- St. Louis Cut or Baby Back Ribs
- Vegetable Oil (exclude if the ribs are sweating).
NOTE-WE VARY SEASONINGS WITH EVERY CLASS. CLASS STUDENTS USE THE SEASONING & SAUCE COMBOS FROM THE CLASS.
- Smoking Guns Hot
- Meat Church Honey Hog
- Cimarron Doc’s Sweet Rib Rub
- Blues Hog Original BBQ Sauce
- Blues Hog Tennessee Red BBQ Sauce
- Apple juice
- Brown Sugar
- Honey or Agave
- Parkay Liquid Margarine
Cooking temperature 250 to 275.
Approximate cooking time: 4 to 5 hours for St. Louis, 3 to 3.5 hours for Baby Backs
Start the ribs one to two hours before you expect to serve
Remove the membrane from the backside of the slab.
This is best accomplished by taking a knife and just slide it under the membrane to lift a piece that can be grab by your fingers. Use a paper towel to hold onto the membrane.
Remove any excess fat from the front and back.
(Remove the riblet if you have spare ribs.)
Rub vegetable oil on the entire slab (this helps to “glue” your rub to the meat).
Apply a light coat of the a medium layers of Smoking Guns Hot followed by Meat Church Honey Hog a 3rd layer of Cimarron Doc Sweet Rib Rub
- Start your fire and stabilize the temperature at 250 to 275.
- Add a few chunks of hickory, oak or apple to the charcoal (no soft woods!). On a gas grill Hickory pellets or chips (read this article for gas grilling). You can use smoke generators such as GrillKickers, BBQr’s Pellet Pot and Amazing Pellet Tube.
- Wait for the wood to catch fire (see our article on “Good Smoke Bad Smoke”).
- Place the ribs in the cooker right from the fridge or cooler with the bone side down.
- Close the lid and leave it closed.
- Smoking of the ribs will take place in the very early stages of cooking.
- At 2 hours, remove the ribs or when you get a nice mahogany color, place on two sheets of heavy duty foil, sprinkle 2 tablespoons of brown sugar, 1/4 cup of apple juice, a coat of Parkay and 2 tablespoons of honey or agave on top. Note: at this point you have the option to put them in the oven to finish cooking if you want to save propane or charcoal.
- Wrap the ribs in the foil and put back on the cooker.
- At 3.5 hours (for St. Louis, 2.5 hrs. for Baby Backs), check the thinner racks of ribs for tenderness (each will cook at a different rate). If there’s “pull back” from the bone and check the temperature in the middle of the rib. St. Louis cut will be done around 206 to 208 degrees (also bend into a sideways “L” when picked up with tongs). remove the ribs, open the foil and apply a 50/50 coat of Blues Hog Original BBQ Sauce and Tennessee Red to the topside and place back on the smoker uncovered for 5 to 10 minutes to set the sauce. After the sauce is set you have a choice to slice them up and serve or close up the foil and place the ribs in a cooler to keep warm.

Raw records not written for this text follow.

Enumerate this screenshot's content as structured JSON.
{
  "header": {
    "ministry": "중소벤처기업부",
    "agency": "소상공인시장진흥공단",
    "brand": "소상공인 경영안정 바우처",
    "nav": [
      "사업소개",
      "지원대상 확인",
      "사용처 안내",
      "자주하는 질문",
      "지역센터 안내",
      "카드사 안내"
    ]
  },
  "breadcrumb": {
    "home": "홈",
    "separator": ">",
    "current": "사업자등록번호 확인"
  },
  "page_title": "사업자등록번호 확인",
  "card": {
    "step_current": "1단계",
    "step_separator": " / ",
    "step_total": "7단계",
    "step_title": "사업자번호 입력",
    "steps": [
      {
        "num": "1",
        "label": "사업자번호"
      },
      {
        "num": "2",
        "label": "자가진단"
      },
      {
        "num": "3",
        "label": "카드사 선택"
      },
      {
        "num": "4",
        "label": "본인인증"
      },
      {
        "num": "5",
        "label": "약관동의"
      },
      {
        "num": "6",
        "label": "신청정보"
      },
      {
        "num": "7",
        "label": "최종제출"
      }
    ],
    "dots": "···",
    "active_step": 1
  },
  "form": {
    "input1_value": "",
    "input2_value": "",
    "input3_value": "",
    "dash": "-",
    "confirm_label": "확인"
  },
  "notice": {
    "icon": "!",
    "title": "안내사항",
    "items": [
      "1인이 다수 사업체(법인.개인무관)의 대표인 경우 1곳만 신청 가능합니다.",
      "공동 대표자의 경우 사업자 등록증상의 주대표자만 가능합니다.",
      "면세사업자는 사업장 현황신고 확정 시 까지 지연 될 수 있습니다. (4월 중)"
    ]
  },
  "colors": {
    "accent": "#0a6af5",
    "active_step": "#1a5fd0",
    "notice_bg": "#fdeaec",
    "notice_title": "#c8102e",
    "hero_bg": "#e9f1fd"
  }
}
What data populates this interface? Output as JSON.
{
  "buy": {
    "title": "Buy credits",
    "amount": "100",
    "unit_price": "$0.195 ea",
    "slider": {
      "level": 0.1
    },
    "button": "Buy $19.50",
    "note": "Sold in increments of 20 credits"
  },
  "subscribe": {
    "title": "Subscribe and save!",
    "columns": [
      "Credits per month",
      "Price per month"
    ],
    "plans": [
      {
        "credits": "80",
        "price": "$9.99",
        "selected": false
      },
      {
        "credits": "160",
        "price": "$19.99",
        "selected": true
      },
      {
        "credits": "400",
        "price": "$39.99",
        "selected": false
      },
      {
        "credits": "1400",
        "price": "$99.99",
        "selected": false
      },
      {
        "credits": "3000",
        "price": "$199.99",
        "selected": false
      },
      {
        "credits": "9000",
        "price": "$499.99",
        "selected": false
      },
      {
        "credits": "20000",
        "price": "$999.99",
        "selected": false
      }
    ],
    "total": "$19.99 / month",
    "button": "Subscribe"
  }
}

- Fill the air space in the cooler with newspaper so the ribs retain heat.
- If you are cooking multiple ribs (and cooking at different rates) keep taking ribs off as they are done and place in the cooler.
- Sitting in the cooler will make the ribs nice and tender and will return juices to the meat.
- The ribs will stay hot for a long time while in the cooler.
That’s it! Have a feast!
Lard have mercy!